AB - The aim of this study was to test the hypotheses that (a) MR imaging-guided radiofrequency (RF) thermal ablation is safe and feasible in porcine brain using an open C-arm-shaped low-field MR system, and that (b) induced thermal lesion size can be predicted using low-field MR imaging. Magnetic resonance-guided RF ablation was performed in the cerebral frontal lobes of six pigs. An 18-G monopolar RF electrode was inserted into the porcine brain using MR image guidance and RF was then applied for 10 min. After post-procedure imaging (T2-weighted, T1-weighted before and after gadodiamide administration), the pigs were killed and the brains were used for pathologic examination. Successful RF electrode placement was accomplished in all cases without complications; total magnet time ranged from 73 to 189 min. The thermal lesion size varied from 10 to 12 mm perpendicular to the electrode track and was easily visualized on T2-weighted and enhanced T1-weighted images. Enhanced T1-weighted imaging demonstrated the highest brain-to-RF thermal lesion contrast-to-noise ratio with an average of 1.5 ± 1.6. Enhanced T1-weighted imaging never underestimated pathologic lesion diameter with a mean difference of 2.3 ± 1.0 mm and a radiologic/pathologic correlation of 0.69. Magnetic resonance imaging-guided RF thermal ablation is feasible and safe in the porcine brain using an open MR low-field system. Induced thermal lesion size can best be monitored using enhanced T1-weighted images. In the future, RF ablation under low-field MR guidance may offer an alternative treatment option for primary and secondary brain tumors.
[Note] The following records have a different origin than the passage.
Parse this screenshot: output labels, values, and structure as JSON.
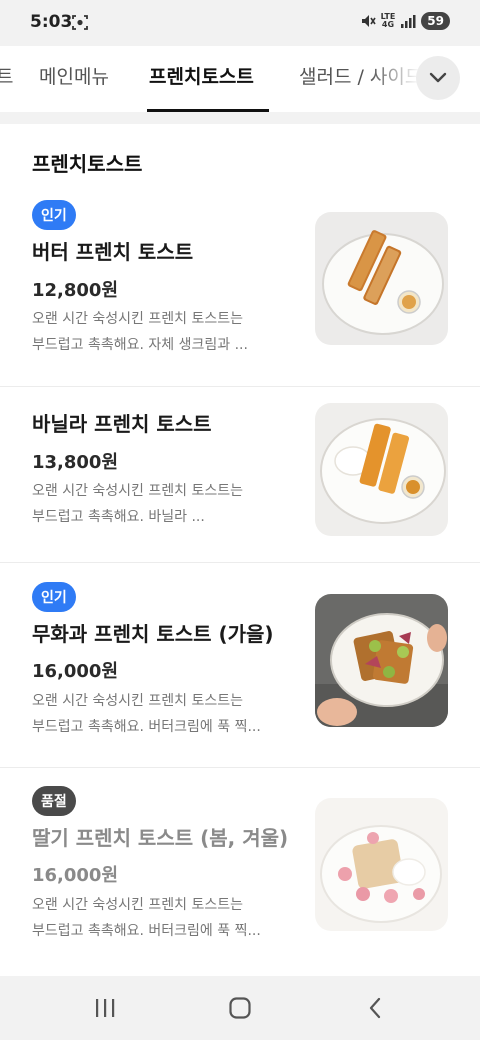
{
  "status_bar": {
    "time": "5:03",
    "network": [
      "LTE",
      "4G"
    ],
    "battery": "59"
  },
  "tabs": [
    {
      "label": "트",
      "active": false
    },
    {
      "label": "메인메뉴",
      "active": false
    },
    {
      "label": "프렌치토스트",
      "active": true
    },
    {
      "label": "샐러드 / 사이드",
      "active": false
    }
  ],
  "section": {
    "title": "프렌치토스트"
  },
  "items": [
    {
      "badge": "인기",
      "name": "버터 프렌치 토스트",
      "price": "12,800원",
      "desc_line1": "오랜 시간 숙성시킨 프렌치 토스트는",
      "desc_line2": "부드럽고 촉촉해요. 자체 생크림과 ..."
    },
    {
      "badge": "",
      "name": "바닐라 프렌치 토스트",
      "price": "13,800원",
      "desc_line1": "오랜 시간 숙성시킨 프렌치 토스트는",
      "desc_line2": "부드럽고 촉촉해요. 바닐라 ..."
    },
    {
      "badge": "인기",
      "name": "무화과 프렌치 토스트 (가을)",
      "price": "16,000원",
      "desc_line1": "오랜 시간 숙성시킨 프렌치 토스트는",
      "desc_line2": "부드럽고 촉촉해요. 버터크림에 푹 찍..."
    },
    {
      "badge": "품절",
      "name": "딸기 프렌치 토스트 (봄, 겨울)",
      "price": "16,000원",
      "desc_line1": "오랜 시간 숙성시킨 프렌치 토스트는",
      "desc_line2": "부드럽고 촉촉해요. 버터크림에 푹 찍..."
    }
  ],
  "colors": {
    "popular_badge": "#2f7bf5",
    "soldout_badge": "#4a4a4a",
    "text_primary": "#1a1a1a",
    "text_secondary": "#777777"
  },
  "icons": [
    "screen-record-icon",
    "mute-icon",
    "signal-icon",
    "chevron-down-icon",
    "recents-icon",
    "home-icon",
    "back-icon"
  ]
}
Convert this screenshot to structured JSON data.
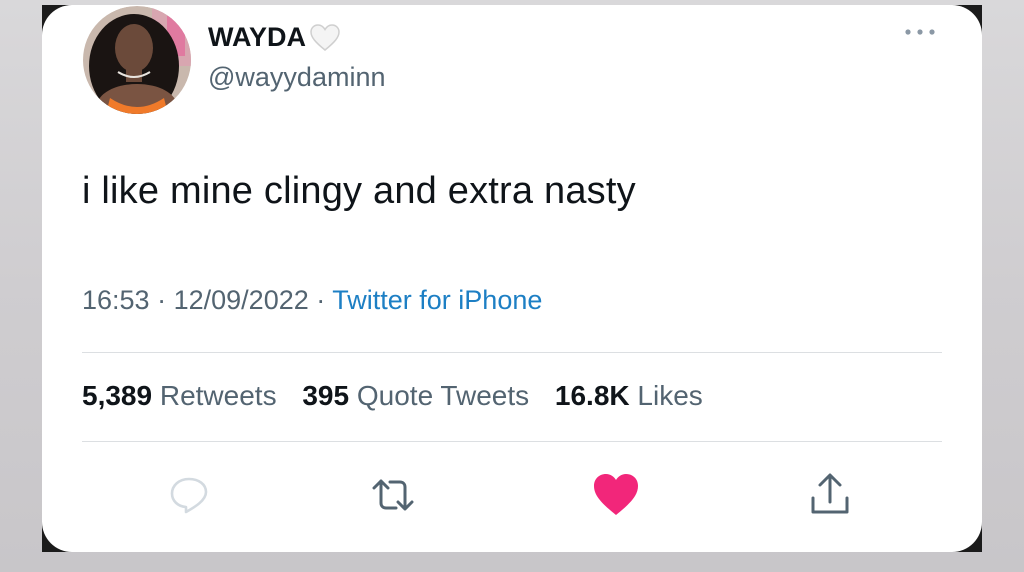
{
  "author": {
    "display_name": "WAYDA",
    "handle": "@wayydaminn"
  },
  "tweet": {
    "text": "i like mine clingy and extra nasty",
    "time": "16:53",
    "date": "12/09/2022",
    "source": "Twitter for iPhone",
    "sep": "·"
  },
  "stats": {
    "retweets_count": "5,389",
    "retweets_label": "Retweets",
    "quotes_count": "395",
    "quotes_label": "Quote Tweets",
    "likes_count": "16.8K",
    "likes_label": "Likes"
  },
  "icons": {
    "verified_badge": "white-heart-icon",
    "more": "more-dots-icon",
    "reply": "reply-icon",
    "retweet": "retweet-icon",
    "like": "like-heart-icon",
    "share": "share-icon"
  },
  "colors": {
    "link": "#1d7fc4",
    "like": "#f2267a",
    "muted": "#536471"
  }
}
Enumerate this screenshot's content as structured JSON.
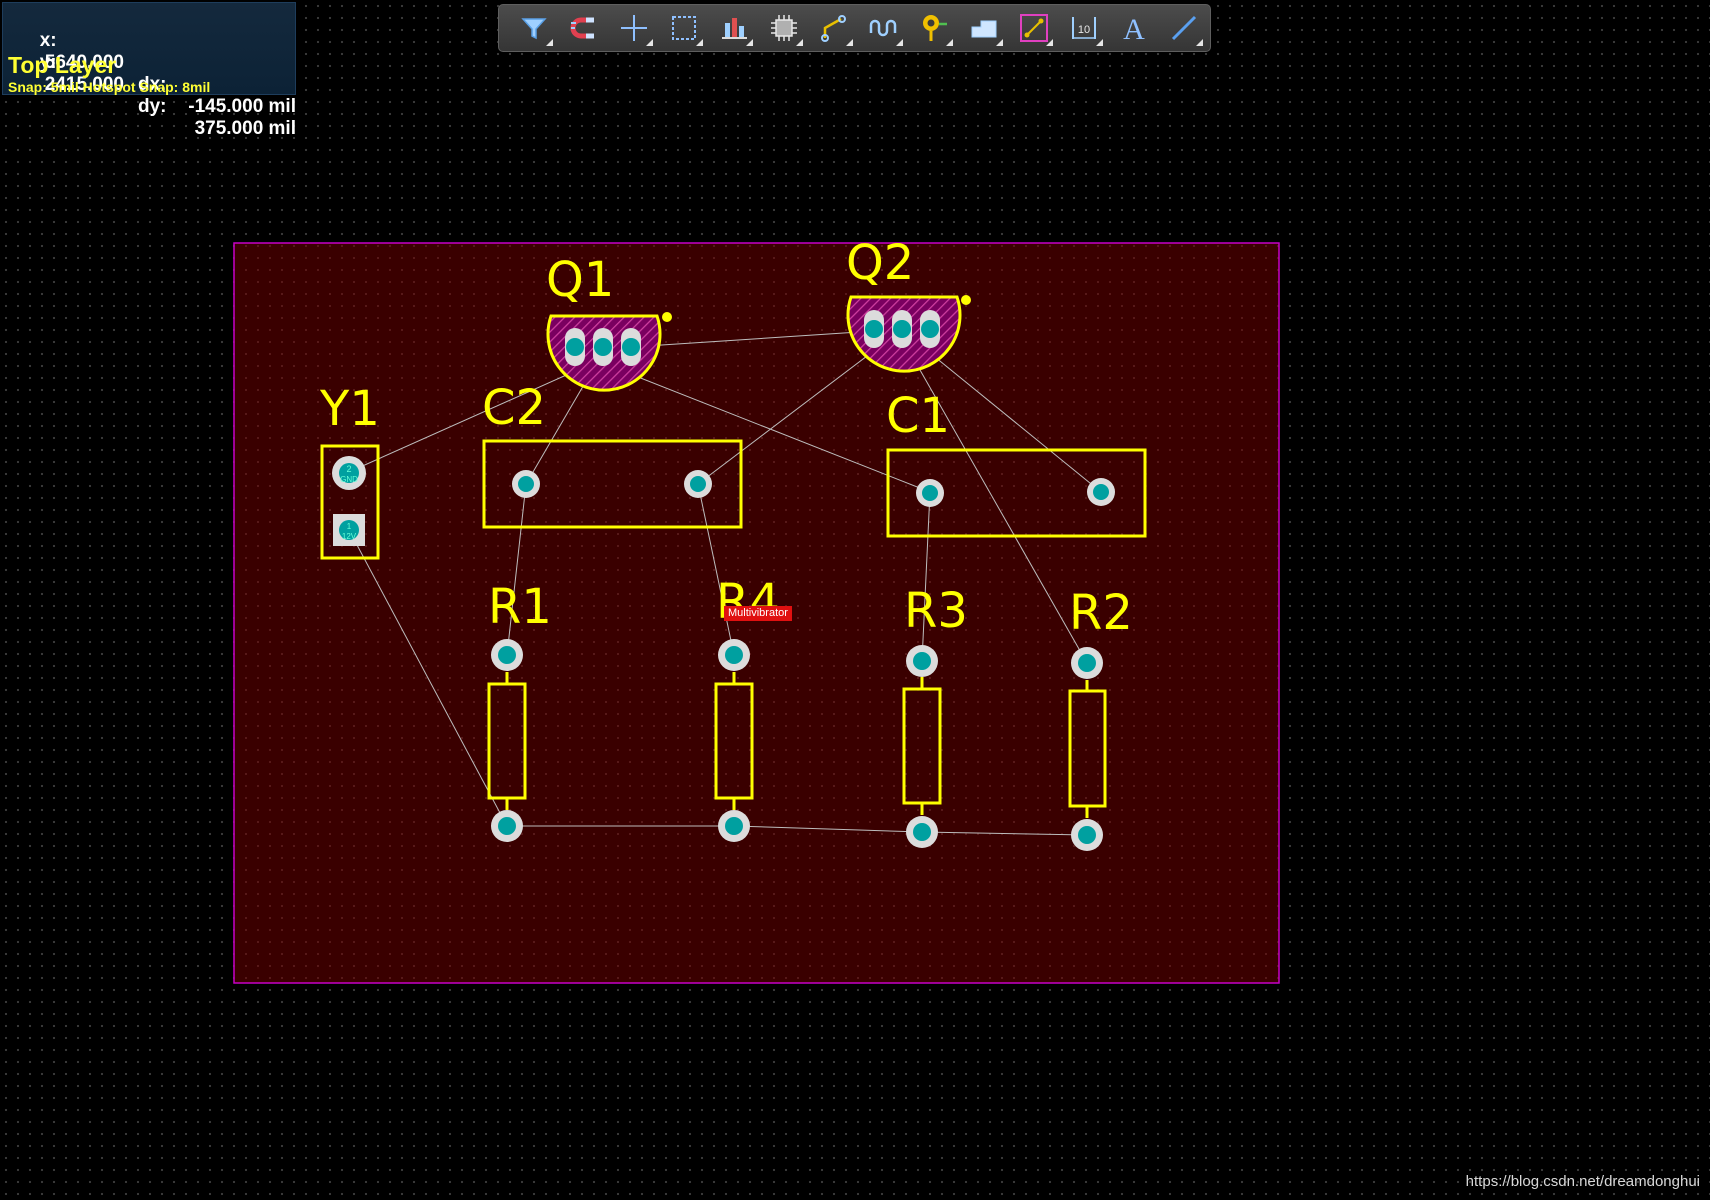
{
  "hud": {
    "x_label": "x:",
    "x_value": "5640.000",
    "dx_label": "dx:",
    "dx_value": "-145.000 mil",
    "y_label": "y:",
    "y_value": "2415.000",
    "dy_label": "dy:",
    "dy_value": "375.000 mil",
    "layer": "Top Layer",
    "snap": "Snap: 5mil Hotspot Snap: 8mil"
  },
  "toolbar": {
    "tools": [
      {
        "name": "filter-icon"
      },
      {
        "name": "snap-magnet-icon"
      },
      {
        "name": "crosshair-icon"
      },
      {
        "name": "select-rectangle-icon"
      },
      {
        "name": "align-icon"
      },
      {
        "name": "component-icon"
      },
      {
        "name": "route-track-icon"
      },
      {
        "name": "interactive-tuning-icon"
      },
      {
        "name": "via-pad-icon"
      },
      {
        "name": "polygon-pour-icon"
      },
      {
        "name": "routing-line-icon"
      },
      {
        "name": "dimension-icon"
      },
      {
        "name": "text-string-icon"
      },
      {
        "name": "line-icon"
      }
    ]
  },
  "pcb": {
    "board_color": "#3a0000",
    "outline_color": "#c800c8",
    "silkscreen_color": "#ffff00",
    "pad_color": "#00a0a0",
    "ratsnest_color": "#bfbfbf",
    "components": {
      "Q1": "Q1",
      "Q2": "Q2",
      "Y1": "Y1",
      "C1": "C1",
      "C2": "C2",
      "R1": "R1",
      "R2": "R2",
      "R3": "R3",
      "R4": "R4"
    },
    "pad_labels": {
      "y1_pad2": "2",
      "y1_pad2_net": "GND",
      "y1_pad1": "1",
      "y1_pad1_net": "12V"
    },
    "net_tag": "Multivibrator"
  },
  "watermark": "https://blog.csdn.net/dreamdonghui"
}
KW - Brain, thermal ablation

KW - Experimental

KW - Radiofrequency, MR

UR - http://www.scopus.com/inward/record.url?scp=0034879838&partnerID=8YFLogxK

UR - http://www.scopus.com/inward/citedby.url?scp=0034879838&partnerID=8YFLogxK

U2 - 10.1007/s003300000626

DO - 10.1007/s003300000626

M3 - Article

C2 - 11372628

AN - SCOPUS:0034879838

VL - 11

SP - 884

EP - 892

JO - European Radiology

JF - European Radiology

SN - 0938-7994

IS - 5

ER -